Get 20M+ Full-Text Papers For Less Than $1.50/day. Start a 14-Day Trial for You or Your Team.

Learn More →

ENERGY, SPECIES RICHNESS, AND HUMAN POPULATION SIZE: CONSERVATION IMPLICATIONS AT A NATIONAL SCALE

ENERGY, SPECIES RICHNESS, AND HUMAN POPULATION SIZE: CONSERVATION IMPLICATIONS AT A NATIONAL SCALE The maintenance of biodiversity rests on understanding and resolving conflict between patterns of species occurrence and human activity. Recent debate has centered on the relationship between species richness and human population density. However, conclusions have been limited by the lack of investigations of these relationships for individual countries, at which level most practical conservation actions are determined, and for a spatial resolution at which practical conservation planning takes place. Here, we report the results of the first such analysis, for birds in South Africa. Species richness and human density are positively correlated, apparently because both respond positively to increasing levels of primary productivity. High species richness is maintained by currently designated reserves, but the areas surrounding these have higher human population densities than expected by chance, placing the reserves under increasing external pressure. Not all species lie within protected areas, but the options are limited for building on the present network to generate a more comprehensive one, which protects all species and significantly reduces the conflict with human activities by designating new reserves in areas with lower human populations. Ultimately, the only solution to the conflict between biodiversity and people is likely to be individual-based regulation of human population size. http://www.deepdyve.com/assets/images/DeepDyve-Logo-lg.png Ecological Applications Ecological Society of America

ENERGY, SPECIES RICHNESS, AND HUMAN POPULATION SIZE: CONSERVATION IMPLICATIONS AT A NATIONAL SCALE

Loading next page...
 
/lp/ecological-society-of-america/energy-species-richness-and-human-population-size-conservation-7L0E2TXRX7

References (69)

Publisher
Ecological Society of America
Copyright
Copyright © 2003 by the Ecological Society of America
Subject
Regular Article
ISSN
1051-0761
DOI
10.1890/02-5105
Publisher site
See Article on Publisher Site

Abstract

The maintenance of biodiversity rests on understanding and resolving conflict between patterns of species occurrence and human activity. Recent debate has centered on the relationship between species richness and human population density. However, conclusions have been limited by the lack of investigations of these relationships for individual countries, at which level most practical conservation actions are determined, and for a spatial resolution at which practical conservation planning takes place. Here, we report the results of the first such analysis, for birds in South Africa. Species richness and human density are positively correlated, apparently because both respond positively to increasing levels of primary productivity.
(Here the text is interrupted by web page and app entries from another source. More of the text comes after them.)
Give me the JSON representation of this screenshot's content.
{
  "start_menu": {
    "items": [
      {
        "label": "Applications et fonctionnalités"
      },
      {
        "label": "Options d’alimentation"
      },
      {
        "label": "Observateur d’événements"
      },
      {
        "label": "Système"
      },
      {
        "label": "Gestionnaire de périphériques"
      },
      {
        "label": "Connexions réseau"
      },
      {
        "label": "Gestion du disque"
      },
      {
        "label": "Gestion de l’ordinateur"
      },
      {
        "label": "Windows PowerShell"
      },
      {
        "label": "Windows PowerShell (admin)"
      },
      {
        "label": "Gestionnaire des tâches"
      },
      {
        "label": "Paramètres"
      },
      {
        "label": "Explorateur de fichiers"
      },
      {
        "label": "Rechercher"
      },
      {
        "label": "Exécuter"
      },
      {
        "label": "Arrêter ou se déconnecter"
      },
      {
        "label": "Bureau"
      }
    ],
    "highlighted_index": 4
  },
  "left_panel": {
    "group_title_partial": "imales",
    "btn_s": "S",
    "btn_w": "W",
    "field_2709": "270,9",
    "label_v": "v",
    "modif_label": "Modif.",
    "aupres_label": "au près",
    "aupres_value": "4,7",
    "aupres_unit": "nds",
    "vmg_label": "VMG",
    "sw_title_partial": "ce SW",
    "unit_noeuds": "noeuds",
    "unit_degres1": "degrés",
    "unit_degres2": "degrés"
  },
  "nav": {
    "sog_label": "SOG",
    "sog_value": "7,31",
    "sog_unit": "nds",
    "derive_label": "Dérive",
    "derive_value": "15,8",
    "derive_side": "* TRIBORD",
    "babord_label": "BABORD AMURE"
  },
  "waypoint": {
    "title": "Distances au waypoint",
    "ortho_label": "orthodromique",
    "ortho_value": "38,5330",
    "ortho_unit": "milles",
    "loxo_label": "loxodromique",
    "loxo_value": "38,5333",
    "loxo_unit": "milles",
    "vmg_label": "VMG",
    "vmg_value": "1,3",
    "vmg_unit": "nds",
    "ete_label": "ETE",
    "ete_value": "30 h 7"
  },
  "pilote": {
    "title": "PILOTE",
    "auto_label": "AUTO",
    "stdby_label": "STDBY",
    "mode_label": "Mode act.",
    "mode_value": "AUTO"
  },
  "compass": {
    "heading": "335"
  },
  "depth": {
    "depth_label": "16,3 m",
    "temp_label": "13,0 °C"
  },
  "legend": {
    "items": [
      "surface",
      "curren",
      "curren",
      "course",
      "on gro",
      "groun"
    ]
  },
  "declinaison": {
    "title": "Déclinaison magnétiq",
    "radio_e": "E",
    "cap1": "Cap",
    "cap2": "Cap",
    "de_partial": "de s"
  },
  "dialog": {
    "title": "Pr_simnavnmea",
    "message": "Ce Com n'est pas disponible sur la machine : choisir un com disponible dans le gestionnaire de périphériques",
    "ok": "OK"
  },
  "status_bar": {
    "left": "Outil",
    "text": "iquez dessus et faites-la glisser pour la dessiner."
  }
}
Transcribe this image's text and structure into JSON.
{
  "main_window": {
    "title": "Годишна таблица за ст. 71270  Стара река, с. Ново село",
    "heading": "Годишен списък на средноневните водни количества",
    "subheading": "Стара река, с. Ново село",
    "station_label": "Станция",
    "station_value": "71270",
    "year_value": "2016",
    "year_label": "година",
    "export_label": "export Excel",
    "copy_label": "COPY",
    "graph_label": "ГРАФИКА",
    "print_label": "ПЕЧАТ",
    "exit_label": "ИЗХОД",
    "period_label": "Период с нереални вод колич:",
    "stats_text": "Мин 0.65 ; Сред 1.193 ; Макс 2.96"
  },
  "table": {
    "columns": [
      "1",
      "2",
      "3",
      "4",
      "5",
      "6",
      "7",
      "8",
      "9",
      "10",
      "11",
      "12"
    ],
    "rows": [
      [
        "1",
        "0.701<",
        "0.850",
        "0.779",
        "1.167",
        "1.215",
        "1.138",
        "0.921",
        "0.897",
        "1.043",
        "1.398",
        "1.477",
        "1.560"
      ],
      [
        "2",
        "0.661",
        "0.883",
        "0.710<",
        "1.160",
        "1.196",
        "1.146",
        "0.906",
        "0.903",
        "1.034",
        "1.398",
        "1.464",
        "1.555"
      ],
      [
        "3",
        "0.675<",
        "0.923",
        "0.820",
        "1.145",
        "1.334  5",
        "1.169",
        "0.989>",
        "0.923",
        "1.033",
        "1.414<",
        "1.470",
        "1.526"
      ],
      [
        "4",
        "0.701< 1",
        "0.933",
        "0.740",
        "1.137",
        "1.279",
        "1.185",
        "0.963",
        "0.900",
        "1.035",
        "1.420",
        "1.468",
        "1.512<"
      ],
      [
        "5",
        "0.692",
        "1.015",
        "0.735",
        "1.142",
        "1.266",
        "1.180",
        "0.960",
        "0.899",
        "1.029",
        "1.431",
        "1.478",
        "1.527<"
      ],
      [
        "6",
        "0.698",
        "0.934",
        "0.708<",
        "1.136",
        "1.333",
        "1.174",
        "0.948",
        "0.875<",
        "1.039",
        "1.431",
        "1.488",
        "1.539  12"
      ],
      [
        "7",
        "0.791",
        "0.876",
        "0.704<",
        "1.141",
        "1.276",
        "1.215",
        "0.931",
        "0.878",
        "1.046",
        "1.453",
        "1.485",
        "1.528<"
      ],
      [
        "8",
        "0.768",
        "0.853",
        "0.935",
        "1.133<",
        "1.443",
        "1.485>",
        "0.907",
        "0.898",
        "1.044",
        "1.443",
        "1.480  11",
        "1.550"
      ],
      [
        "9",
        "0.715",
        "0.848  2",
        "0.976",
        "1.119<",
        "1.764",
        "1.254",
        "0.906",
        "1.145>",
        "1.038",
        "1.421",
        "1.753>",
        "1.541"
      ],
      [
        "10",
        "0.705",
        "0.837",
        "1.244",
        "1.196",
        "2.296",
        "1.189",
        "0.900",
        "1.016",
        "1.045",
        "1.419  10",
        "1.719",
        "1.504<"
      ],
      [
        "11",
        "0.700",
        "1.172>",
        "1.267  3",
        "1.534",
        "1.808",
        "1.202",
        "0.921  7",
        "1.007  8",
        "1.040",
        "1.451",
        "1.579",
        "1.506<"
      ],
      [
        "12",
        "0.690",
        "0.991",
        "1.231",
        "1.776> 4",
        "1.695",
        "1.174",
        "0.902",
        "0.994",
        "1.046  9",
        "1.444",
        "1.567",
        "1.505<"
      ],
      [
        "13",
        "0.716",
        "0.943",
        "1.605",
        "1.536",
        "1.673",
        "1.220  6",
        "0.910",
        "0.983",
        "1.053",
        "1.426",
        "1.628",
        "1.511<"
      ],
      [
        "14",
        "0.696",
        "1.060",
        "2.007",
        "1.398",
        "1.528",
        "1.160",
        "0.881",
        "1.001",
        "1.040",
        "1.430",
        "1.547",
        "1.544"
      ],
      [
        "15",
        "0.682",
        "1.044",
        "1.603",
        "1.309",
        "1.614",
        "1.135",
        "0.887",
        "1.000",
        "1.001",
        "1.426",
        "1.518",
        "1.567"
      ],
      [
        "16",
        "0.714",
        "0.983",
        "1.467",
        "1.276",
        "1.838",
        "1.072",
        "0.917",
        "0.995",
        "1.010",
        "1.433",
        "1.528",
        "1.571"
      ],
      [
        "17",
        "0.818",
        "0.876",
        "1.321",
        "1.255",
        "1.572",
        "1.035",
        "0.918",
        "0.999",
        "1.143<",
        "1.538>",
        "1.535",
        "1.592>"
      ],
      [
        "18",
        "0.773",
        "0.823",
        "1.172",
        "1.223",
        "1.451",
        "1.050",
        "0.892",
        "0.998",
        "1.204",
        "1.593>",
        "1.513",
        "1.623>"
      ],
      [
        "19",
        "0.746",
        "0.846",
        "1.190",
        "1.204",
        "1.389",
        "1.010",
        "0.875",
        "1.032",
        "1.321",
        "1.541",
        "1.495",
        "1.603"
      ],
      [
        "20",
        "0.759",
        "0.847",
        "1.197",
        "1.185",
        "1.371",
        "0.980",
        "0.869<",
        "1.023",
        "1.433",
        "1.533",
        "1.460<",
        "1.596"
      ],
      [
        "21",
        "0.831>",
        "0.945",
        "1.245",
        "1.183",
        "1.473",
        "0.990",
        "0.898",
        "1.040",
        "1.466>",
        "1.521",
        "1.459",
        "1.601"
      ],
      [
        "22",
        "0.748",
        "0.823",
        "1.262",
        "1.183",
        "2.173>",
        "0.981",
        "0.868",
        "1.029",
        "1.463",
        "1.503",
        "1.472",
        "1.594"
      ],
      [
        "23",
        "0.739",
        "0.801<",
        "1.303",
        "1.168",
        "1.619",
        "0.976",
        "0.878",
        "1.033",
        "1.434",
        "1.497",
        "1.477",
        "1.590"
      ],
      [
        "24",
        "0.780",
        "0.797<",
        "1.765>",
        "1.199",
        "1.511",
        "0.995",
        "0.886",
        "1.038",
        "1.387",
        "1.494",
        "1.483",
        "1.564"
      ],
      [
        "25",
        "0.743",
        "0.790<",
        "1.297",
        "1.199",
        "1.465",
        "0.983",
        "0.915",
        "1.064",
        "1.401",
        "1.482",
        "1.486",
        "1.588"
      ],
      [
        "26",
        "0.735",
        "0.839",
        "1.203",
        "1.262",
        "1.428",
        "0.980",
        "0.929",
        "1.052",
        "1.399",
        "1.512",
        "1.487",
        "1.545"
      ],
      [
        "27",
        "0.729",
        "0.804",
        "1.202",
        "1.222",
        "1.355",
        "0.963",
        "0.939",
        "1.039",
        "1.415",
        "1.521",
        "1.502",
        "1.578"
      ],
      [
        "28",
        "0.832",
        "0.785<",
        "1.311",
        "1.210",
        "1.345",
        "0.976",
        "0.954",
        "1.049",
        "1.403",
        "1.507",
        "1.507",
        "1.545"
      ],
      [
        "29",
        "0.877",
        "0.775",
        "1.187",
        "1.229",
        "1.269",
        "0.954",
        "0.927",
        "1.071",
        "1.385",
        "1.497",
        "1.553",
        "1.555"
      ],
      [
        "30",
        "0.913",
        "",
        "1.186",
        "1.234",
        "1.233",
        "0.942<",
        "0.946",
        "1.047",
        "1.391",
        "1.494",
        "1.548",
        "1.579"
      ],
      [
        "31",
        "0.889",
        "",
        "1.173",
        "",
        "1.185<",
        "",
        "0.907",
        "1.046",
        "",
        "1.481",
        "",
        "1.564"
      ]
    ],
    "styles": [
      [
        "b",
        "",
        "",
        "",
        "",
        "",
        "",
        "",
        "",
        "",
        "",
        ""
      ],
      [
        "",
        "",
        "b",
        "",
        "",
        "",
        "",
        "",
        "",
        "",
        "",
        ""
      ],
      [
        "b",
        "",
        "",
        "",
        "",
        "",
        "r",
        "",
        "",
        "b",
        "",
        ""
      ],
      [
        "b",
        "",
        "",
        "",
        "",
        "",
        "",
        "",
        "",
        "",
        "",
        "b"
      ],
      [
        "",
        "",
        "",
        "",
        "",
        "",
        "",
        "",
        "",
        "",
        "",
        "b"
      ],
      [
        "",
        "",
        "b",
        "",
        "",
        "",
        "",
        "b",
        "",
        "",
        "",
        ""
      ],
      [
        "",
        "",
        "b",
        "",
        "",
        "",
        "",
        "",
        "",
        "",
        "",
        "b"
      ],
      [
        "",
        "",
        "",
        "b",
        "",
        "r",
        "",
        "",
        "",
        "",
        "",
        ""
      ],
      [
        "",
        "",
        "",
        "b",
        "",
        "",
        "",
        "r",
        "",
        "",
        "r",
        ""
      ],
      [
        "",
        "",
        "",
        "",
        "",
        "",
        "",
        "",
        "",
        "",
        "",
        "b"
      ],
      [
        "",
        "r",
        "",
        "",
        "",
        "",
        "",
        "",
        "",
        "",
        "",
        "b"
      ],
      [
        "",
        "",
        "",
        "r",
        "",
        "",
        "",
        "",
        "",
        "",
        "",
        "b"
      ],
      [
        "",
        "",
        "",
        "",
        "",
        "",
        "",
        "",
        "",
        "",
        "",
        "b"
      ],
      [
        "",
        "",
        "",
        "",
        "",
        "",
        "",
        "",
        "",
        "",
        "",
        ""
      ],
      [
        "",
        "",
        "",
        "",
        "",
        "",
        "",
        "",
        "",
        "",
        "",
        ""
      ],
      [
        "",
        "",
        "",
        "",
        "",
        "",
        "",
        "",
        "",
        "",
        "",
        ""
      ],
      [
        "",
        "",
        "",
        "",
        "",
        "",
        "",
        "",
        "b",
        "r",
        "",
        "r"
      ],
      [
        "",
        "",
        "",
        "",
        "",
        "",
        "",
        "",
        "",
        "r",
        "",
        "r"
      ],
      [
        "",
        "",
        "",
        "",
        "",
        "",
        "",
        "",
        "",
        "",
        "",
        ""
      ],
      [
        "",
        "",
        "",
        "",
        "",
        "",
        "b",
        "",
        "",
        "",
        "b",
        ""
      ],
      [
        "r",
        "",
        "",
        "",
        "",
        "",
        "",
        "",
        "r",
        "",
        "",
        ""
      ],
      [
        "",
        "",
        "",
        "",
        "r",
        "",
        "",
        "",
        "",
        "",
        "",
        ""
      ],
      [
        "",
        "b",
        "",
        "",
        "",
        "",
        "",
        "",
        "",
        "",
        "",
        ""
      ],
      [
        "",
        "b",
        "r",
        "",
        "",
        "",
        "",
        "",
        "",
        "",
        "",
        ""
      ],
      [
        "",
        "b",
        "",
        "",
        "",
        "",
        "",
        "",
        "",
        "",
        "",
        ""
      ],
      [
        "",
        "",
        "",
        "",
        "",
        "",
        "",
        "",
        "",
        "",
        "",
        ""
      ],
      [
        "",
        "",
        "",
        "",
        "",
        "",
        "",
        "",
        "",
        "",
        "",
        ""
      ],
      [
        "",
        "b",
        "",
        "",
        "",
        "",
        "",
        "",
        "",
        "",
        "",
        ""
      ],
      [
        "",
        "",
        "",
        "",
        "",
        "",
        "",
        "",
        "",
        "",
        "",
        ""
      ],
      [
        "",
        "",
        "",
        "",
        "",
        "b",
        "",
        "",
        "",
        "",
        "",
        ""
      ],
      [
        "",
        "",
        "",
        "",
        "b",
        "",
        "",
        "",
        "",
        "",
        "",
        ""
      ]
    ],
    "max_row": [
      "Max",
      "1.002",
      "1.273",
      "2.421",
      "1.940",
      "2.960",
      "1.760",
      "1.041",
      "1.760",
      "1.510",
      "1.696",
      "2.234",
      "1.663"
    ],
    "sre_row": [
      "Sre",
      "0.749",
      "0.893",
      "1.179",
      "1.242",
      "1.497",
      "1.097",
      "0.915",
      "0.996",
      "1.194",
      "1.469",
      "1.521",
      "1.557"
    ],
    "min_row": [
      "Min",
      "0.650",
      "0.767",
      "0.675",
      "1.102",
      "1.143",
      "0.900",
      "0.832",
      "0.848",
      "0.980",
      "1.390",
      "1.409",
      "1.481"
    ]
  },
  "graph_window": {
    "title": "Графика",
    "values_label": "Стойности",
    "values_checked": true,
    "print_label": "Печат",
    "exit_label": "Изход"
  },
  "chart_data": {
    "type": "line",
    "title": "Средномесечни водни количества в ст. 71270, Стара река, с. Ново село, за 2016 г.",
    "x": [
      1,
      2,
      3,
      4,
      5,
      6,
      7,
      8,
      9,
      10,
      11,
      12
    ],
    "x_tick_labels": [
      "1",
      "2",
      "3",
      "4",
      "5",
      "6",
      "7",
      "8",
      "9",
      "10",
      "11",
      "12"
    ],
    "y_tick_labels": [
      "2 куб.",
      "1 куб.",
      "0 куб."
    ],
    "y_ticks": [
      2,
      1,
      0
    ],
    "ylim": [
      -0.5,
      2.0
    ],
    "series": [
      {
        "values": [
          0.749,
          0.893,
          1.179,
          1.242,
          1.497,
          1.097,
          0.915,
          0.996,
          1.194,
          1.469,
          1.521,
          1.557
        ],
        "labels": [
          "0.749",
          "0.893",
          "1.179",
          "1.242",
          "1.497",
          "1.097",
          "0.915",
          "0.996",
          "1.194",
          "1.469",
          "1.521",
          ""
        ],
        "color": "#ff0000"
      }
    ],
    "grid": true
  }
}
High species richness is maintained by currently designated reserves, but the areas surrounding these have higher human population densities than expected by chance, placing the reserves under increasing external pressure. Not all species lie within protected areas, but the options are limited for building on the present network to generate a more comprehensive one, which protects all species and significantly reduces the conflict with human activities by designating new reserves in areas with lower human populations. Ultimately, the only solution to the conflict between biodiversity and people is likely to be individual-based regulation of human population size.

Journal

Ecological ApplicationsEcological Society of America

Published: Oct 1, 2003

Keywords: area selection ; avian species richness ; conservation conflicts ; human population size ; primary productivity ; reserves ; scale

There are no references for this article.